‘If Uber is liable to VAT it will also owe substantial amounts of unpaid VAT from the past – both to HMRC and to other tax authorities throughout the EU.’
Mr Maugham said the fact he was having to bring the case himself using money raised from the public, rather than HMRC taking action, raised questions about the Government’s links with Uber.
He said: ‘People are sceptical – and with some justification – that HMRC applies the same rules to the big boys as it does to you and me. This scepticism is hugely damaging to public confidence… but the Government shows no signs of wanting to address it.Indeed, our law and practice is tending towards less rather than more public scrutiny of private deals between the taxman and the rich and powerful.’

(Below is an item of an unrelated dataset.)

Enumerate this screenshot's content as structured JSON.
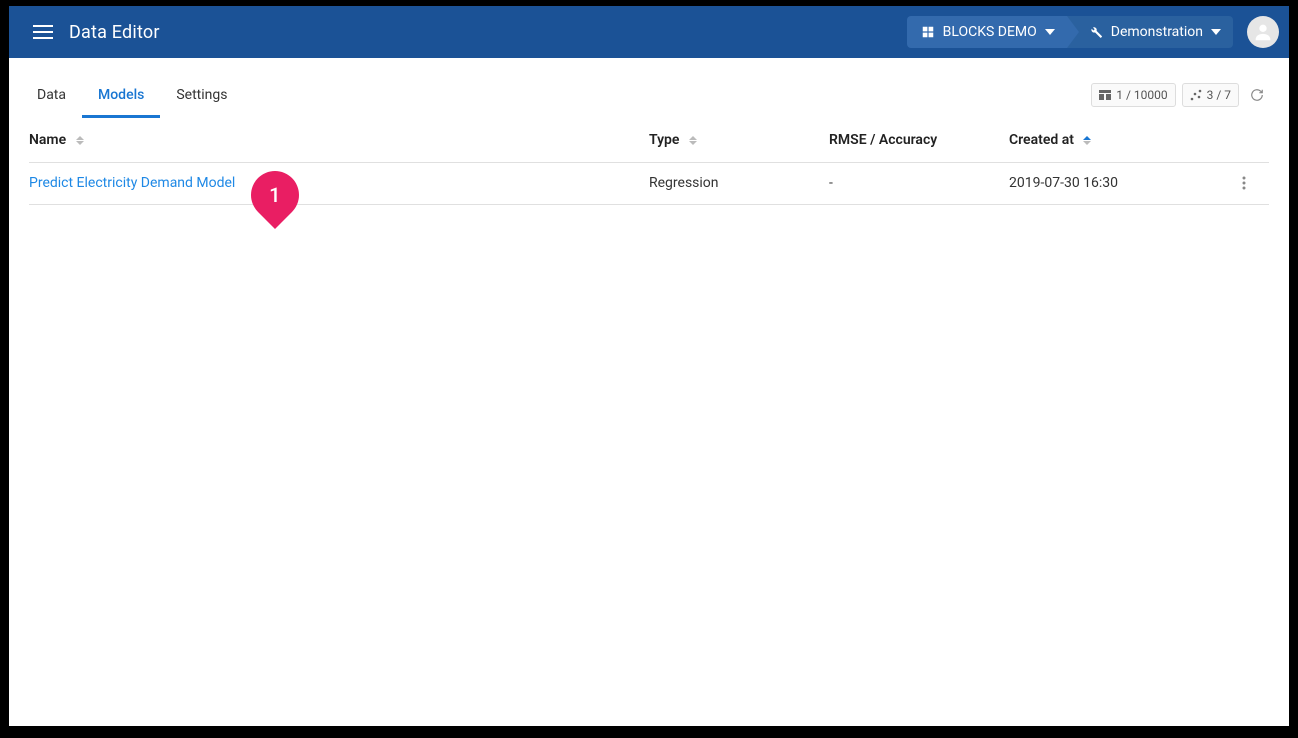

An HMRC spokesman said: ‘We don’t discuss identifiable taxpayers. Everyone has to pay the tax due under the law and we make sure they do.’ An Uber spokesman said: ‘Drivers who use the Uber app are subject to the same VAT laws as any other transportation provider in the UK.’
The Mail revealed at the weekend how Downing Street put pressure on then London Mayor Boris Johnson not to introduce tough regulations on Uber while David Cameron was PM.
Uber is to shut down its operation in Denmark next month because new laws require taxi drivers to have fare meters and seat sensors. The firm has around 2 000 Danish drivers.